Ross Capon and Malcolm Kenton, National Association of Railroad Passengers , April 21, 2011
When concern about the size of the federal deficit is high, many people ask whether it is prudent to make what seem to be very large public investments in passenger trains. We think it is, and here’s why:
Current federal spending on intercity passenger trains represents less than 10 minutes’ worth of federal spending. Eliminating every non-security function of the federal government outside of entitlements and interest would have reduced the deficit by $666 billion last year, not even half the deficit.
Strengthening urban and intercity public transport helps avoid expenditures on highways and aviation and reduces the cost of social problems by making life easier for people who can’t or don’t want to drive. Doing so has the dual benefit of making for a healthier population through increased physical activity, and decreasing transportation’s impact on the air, water and land we all depend on.
High Speed and Intercity Passenger Rail grants are merit-based, while highway money is distributed on the basis of a formula that actually rewards inefficiency, that is, overdependence on cars. The more a state’s residents drive, the more they contribute to the federal Highway Trust Fund through their gas taxes, and thus the more the state can spend on highway construction and maintenance.
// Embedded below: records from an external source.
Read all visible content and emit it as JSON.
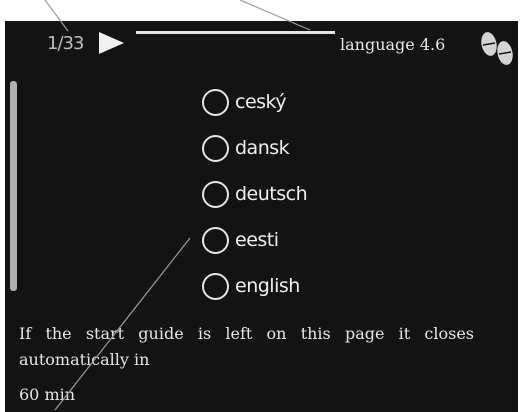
{
  "header": {
    "page_indicator": "1/33",
    "menu_title": "language  4.6",
    "next_icon": "play-arrow-icon",
    "help_icon": "footprints-icon"
  },
  "languages": [
    {
      "label": "ceský"
    },
    {
      "label": "dansk"
    },
    {
      "label": "deutsch"
    },
    {
      "label": "eesti"
    },
    {
      "label": "english"
    }
  ],
  "message": {
    "text": "If the start guide is left on this page it closes automatically in",
    "value": "60  min"
  },
  "colors": {
    "screen_bg": "#131313",
    "text": "#e6e6e6",
    "page_bg": "#ffffff"
  }
}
Expanding and improving the national passenger train network gives the nation a sounder fiscal position for the future by facilitating our society’s adaptation to three mounting challenges that will come to define the early 21st century: inexorable population growth, the inevitable continued rise in the price of petroleum (on which much of our present standard of living is founded), and the related threat from worsening climate change.
If we are left without a world-class railroad network, we will all be stuck with longer and costlier commutes, leisure trips will become unaffordable to all but the wealthiest, and the effects of climate change (decreased agricultural output, more frequent severe weather, etc.) will become more pronounced more quickly.
We can’t afford not to ramp up investments towards a bigger national network of fast, frequent, reliable, modern passenger trains.
—Ross Capon and Malcolm Kenton